* **MATERIAL PROVIDED**:
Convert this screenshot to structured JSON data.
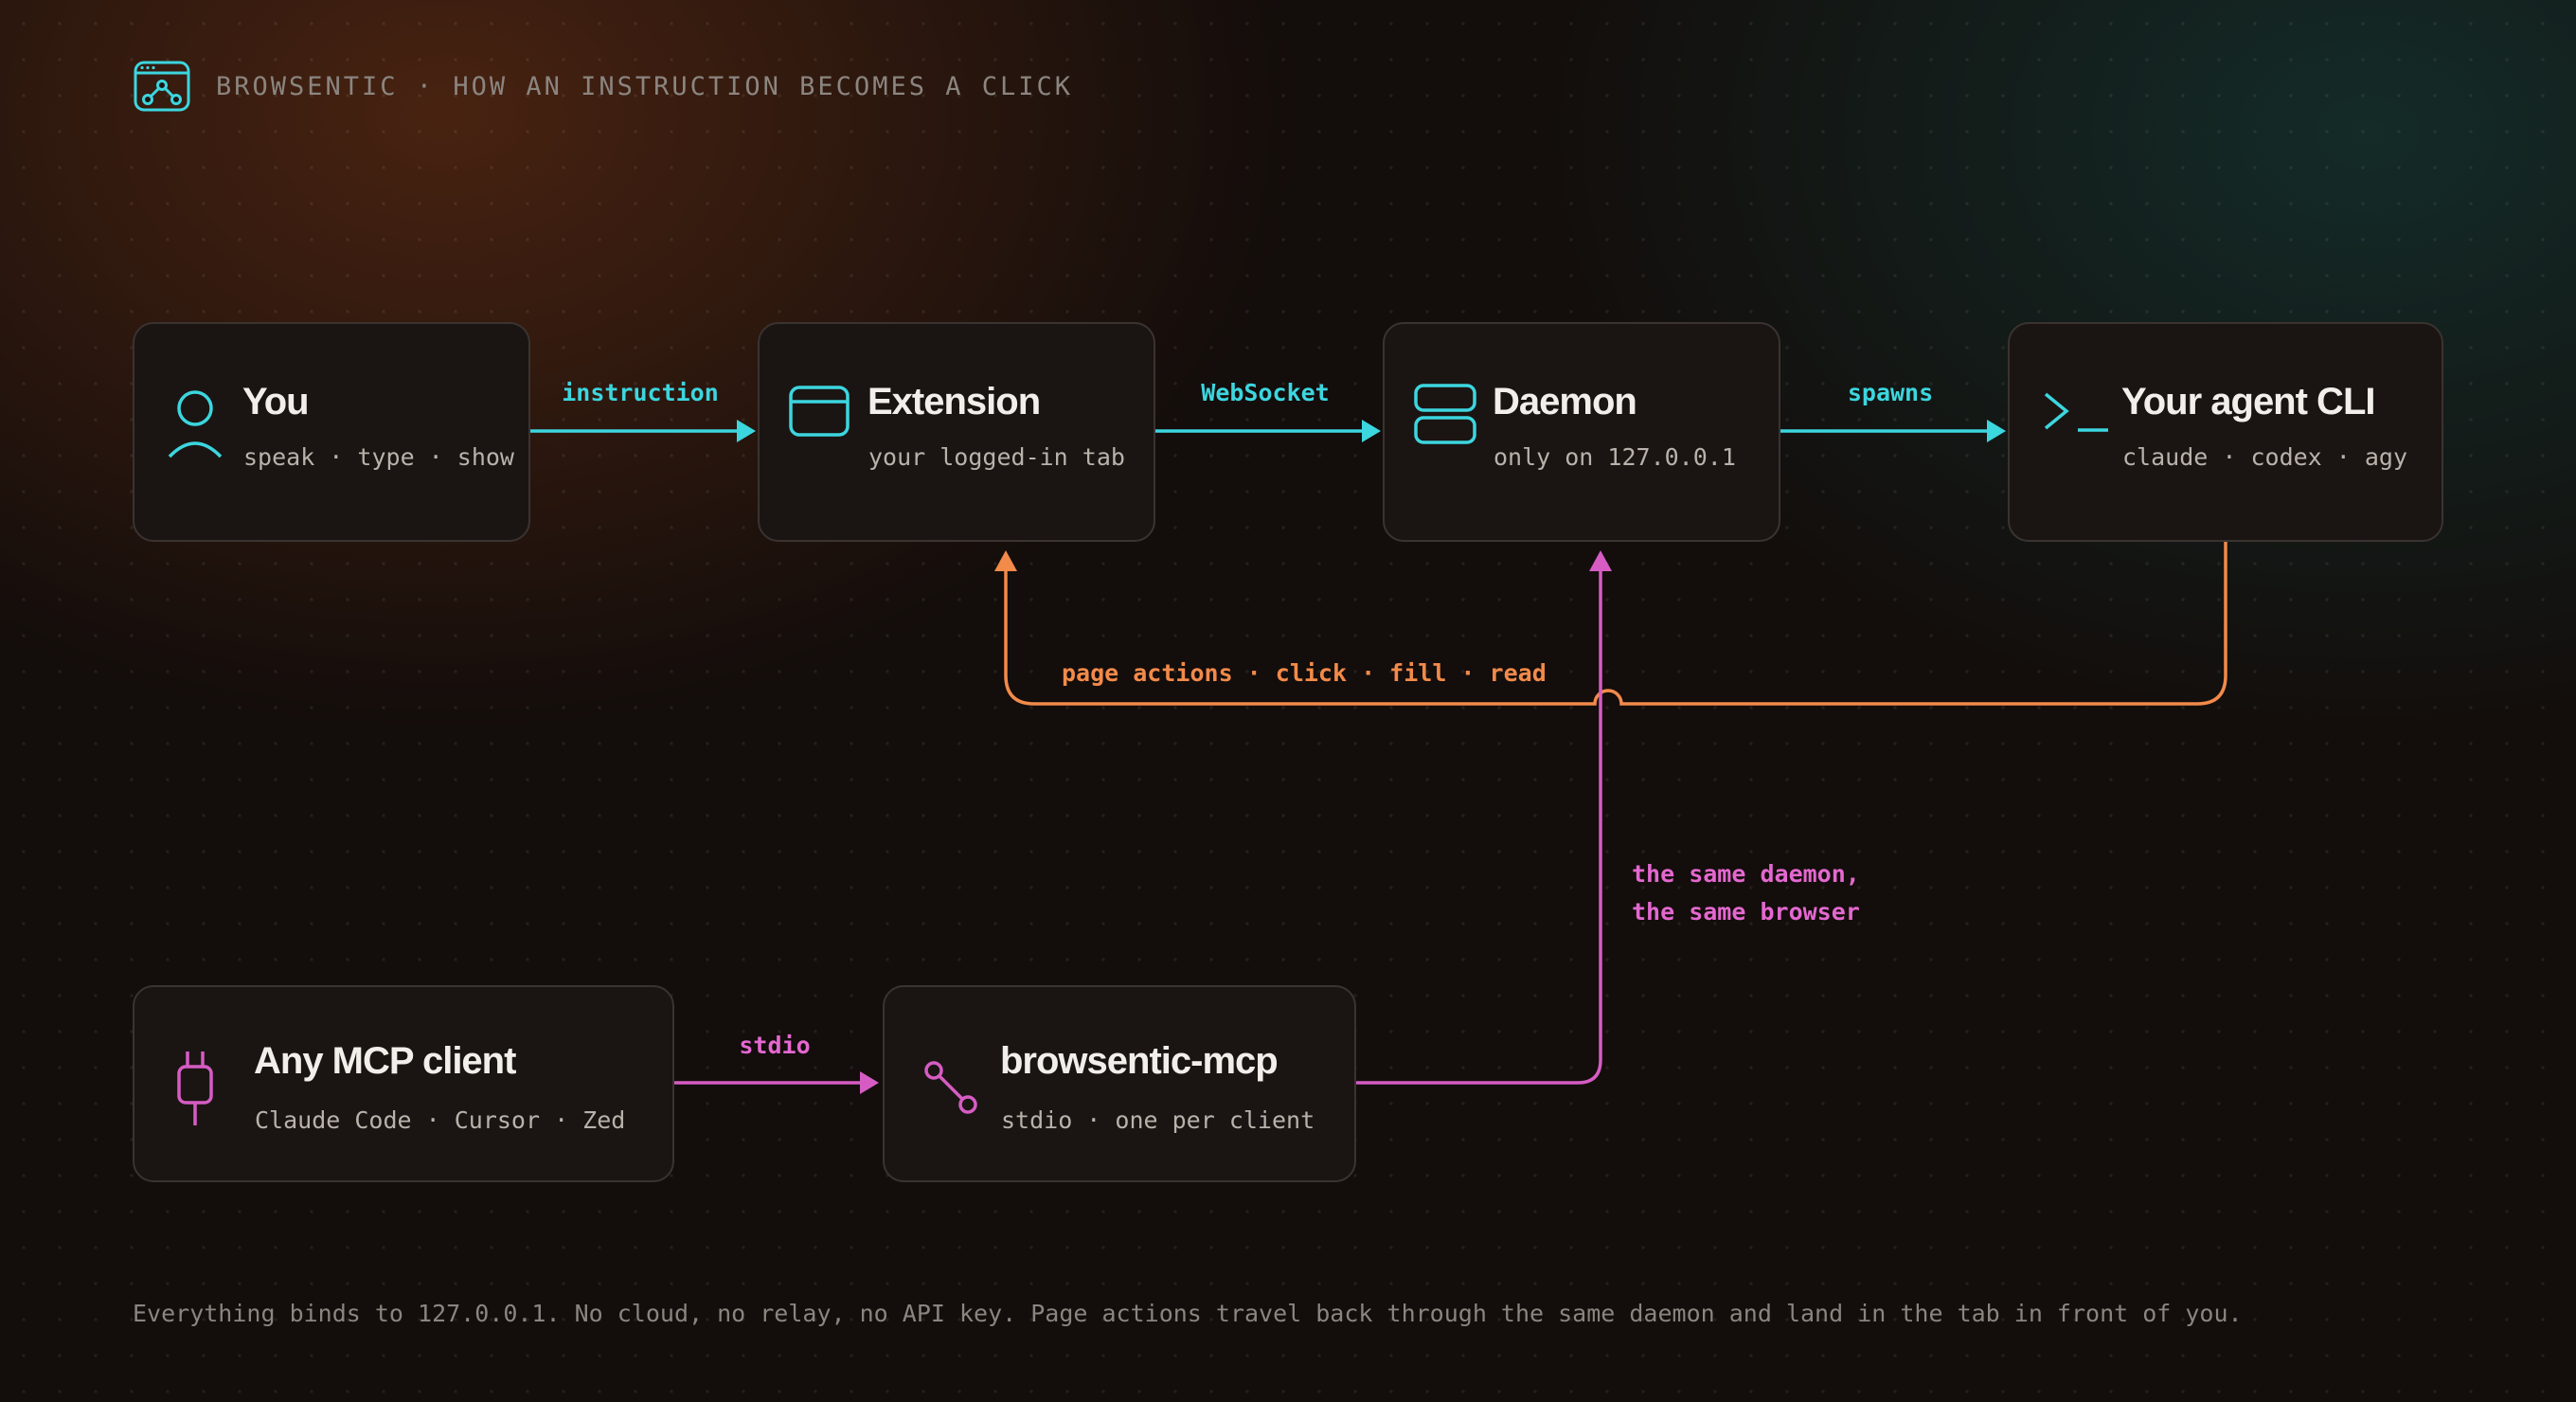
{
  "header": {
    "title": "BROWSENTIC · HOW AN INSTRUCTION BECOMES A CLICK",
    "logo_icon": "browser-window-graph-icon"
  },
  "nodes": {
    "you": {
      "title": "You",
      "subtitle": "speak · type · show",
      "icon": "person-icon"
    },
    "extension": {
      "title": "Extension",
      "subtitle": "your logged-in tab",
      "icon": "browser-window-icon"
    },
    "daemon": {
      "title": "Daemon",
      "subtitle": "only on 127.0.0.1",
      "icon": "server-icon"
    },
    "agent_cli": {
      "title": "Your agent CLI",
      "subtitle": "claude · codex · agy",
      "icon": "terminal-prompt-icon"
    },
    "mcp_client": {
      "title": "Any MCP client",
      "subtitle": "Claude Code · Cursor · Zed",
      "icon": "plug-icon"
    },
    "browsentic_mcp": {
      "title": "browsentic-mcp",
      "subtitle": "stdio · one per client",
      "icon": "connector-node-icon"
    }
  },
  "edges": {
    "instruction": "instruction",
    "websocket": "WebSocket",
    "spawns": "spawns",
    "page_actions": "page actions · click · fill · read",
    "stdio": "stdio",
    "same_daemon_line1": "the same daemon,",
    "same_daemon_line2": "the same browser"
  },
  "footer": "Everything binds to 127.0.0.1. No cloud, no relay, no API key. Page actions travel back through the same daemon and land in the tab in front of you.",
  "colors": {
    "cyan": "#3cd6df",
    "orange": "#f28a4a",
    "pink": "#d65cc4",
    "card_bg": "#1a1513",
    "card_border": "#3a3330"
  }
}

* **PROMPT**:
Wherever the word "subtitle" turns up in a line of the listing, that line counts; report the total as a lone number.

* **ANSWER SPACE**:
6